On Professional Cheerleading And Alienating Female Fans: My Debut At The Frisky

I’m excited to say that I am at The Frisky today writing about the semi-controversy around a woman blogger in Houston being fired for an inflammatory blog post about an Oklahoma Thunder Girl’s weight. My piece uses that as a starting point to talk about how both the NBA and NFL alienate female fans and about misogyny at large in sports culture:

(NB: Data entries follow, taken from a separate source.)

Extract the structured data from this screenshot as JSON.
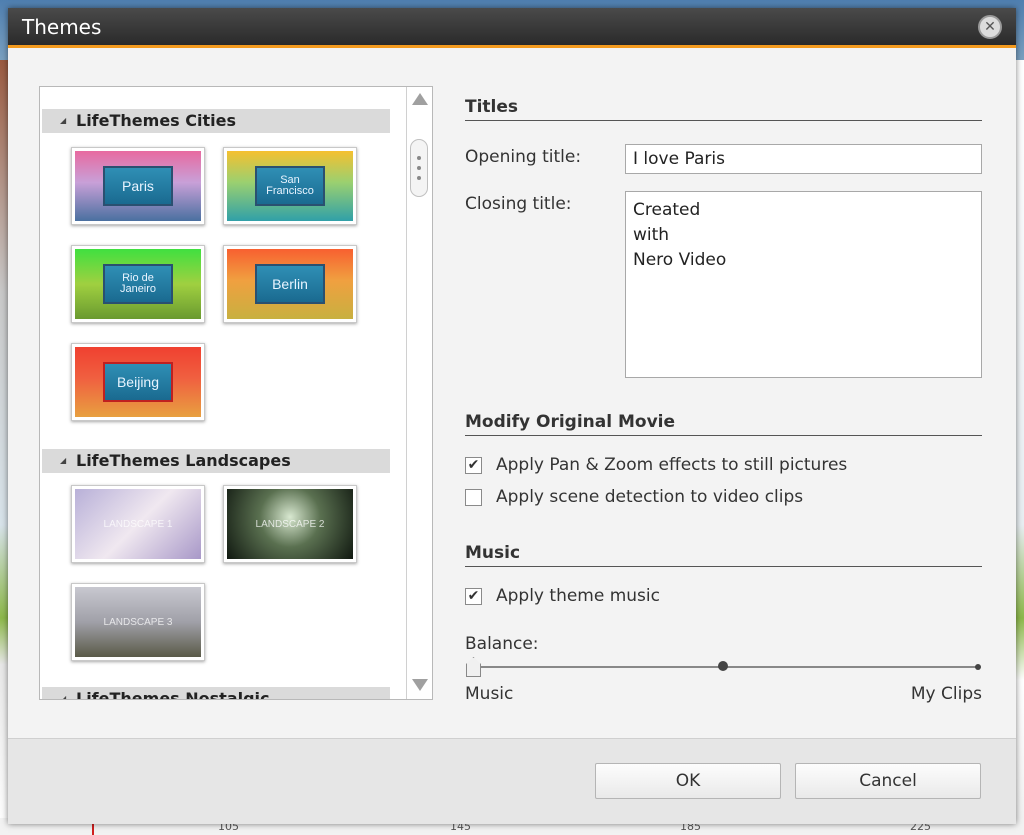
{
  "window": {
    "title": "Themes"
  },
  "theme_list": {
    "groups": [
      {
        "label": "LifeThemes Cities",
        "items": [
          {
            "label": "Paris"
          },
          {
            "label": "San Francisco"
          },
          {
            "label": "Rio de Janeiro"
          },
          {
            "label": "Berlin"
          },
          {
            "label": "Beijing"
          }
        ]
      },
      {
        "label": "LifeThemes Landscapes",
        "items": [
          {
            "label": "LANDSCAPE 1"
          },
          {
            "label": "LANDSCAPE 2"
          },
          {
            "label": "LANDSCAPE 3"
          }
        ]
      },
      {
        "label": "LifeThemes Nostalgic"
      }
    ]
  },
  "titles": {
    "heading": "Titles",
    "opening_label": "Opening title:",
    "opening_value": "I love Paris",
    "closing_label": "Closing title:",
    "closing_lines": [
      "Created",
      "with",
      "Nero Video"
    ]
  },
  "modify": {
    "heading": "Modify Original Movie",
    "pan_zoom": {
      "label": "Apply Pan & Zoom effects to still pictures",
      "checked": true
    },
    "scene_detection": {
      "label": "Apply scene detection to video clips",
      "checked": false
    }
  },
  "music": {
    "heading": "Music",
    "theme_music": {
      "label": "Apply theme music",
      "checked": true
    },
    "balance_label": "Balance:",
    "balance_value": 0,
    "left_label": "Music",
    "right_label": "My Clips"
  },
  "buttons": {
    "ok": "OK",
    "cancel": "Cancel"
  },
  "background_ticks": [
    "105",
    "145",
    "185",
    "225"
  ],
  "colors": {
    "accent": "#f39a1e",
    "titlebar": "#333333"
  }
}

And yet these dance teams and cheerleaders — these very obvious signs of our culture’s unending desire to cater to the sexual fantasies of heterosexual men using a particular type of female body — are being watched by ever-increasing numbers of women. The NFL reports that 45 percent of their audience is women and the NBA estimated in 2010 that 40 percent of all fans of their league are women. The NBA has tried to reach out to women by selling them high heels; the NFL has made a particular effort to appeal to more women by selling merchandise targeted at their female fans and actively supporting the fight against breast cancer (so. much. pink.). Yet besides a few female sideline reporters and some women offering colorful commentary after games, women watching the NBA playoffs that are happening right now won’t see themselves represented on screen except for the fleeting glimpses of the women on the NBA dance teams — women like Kelsey Williams.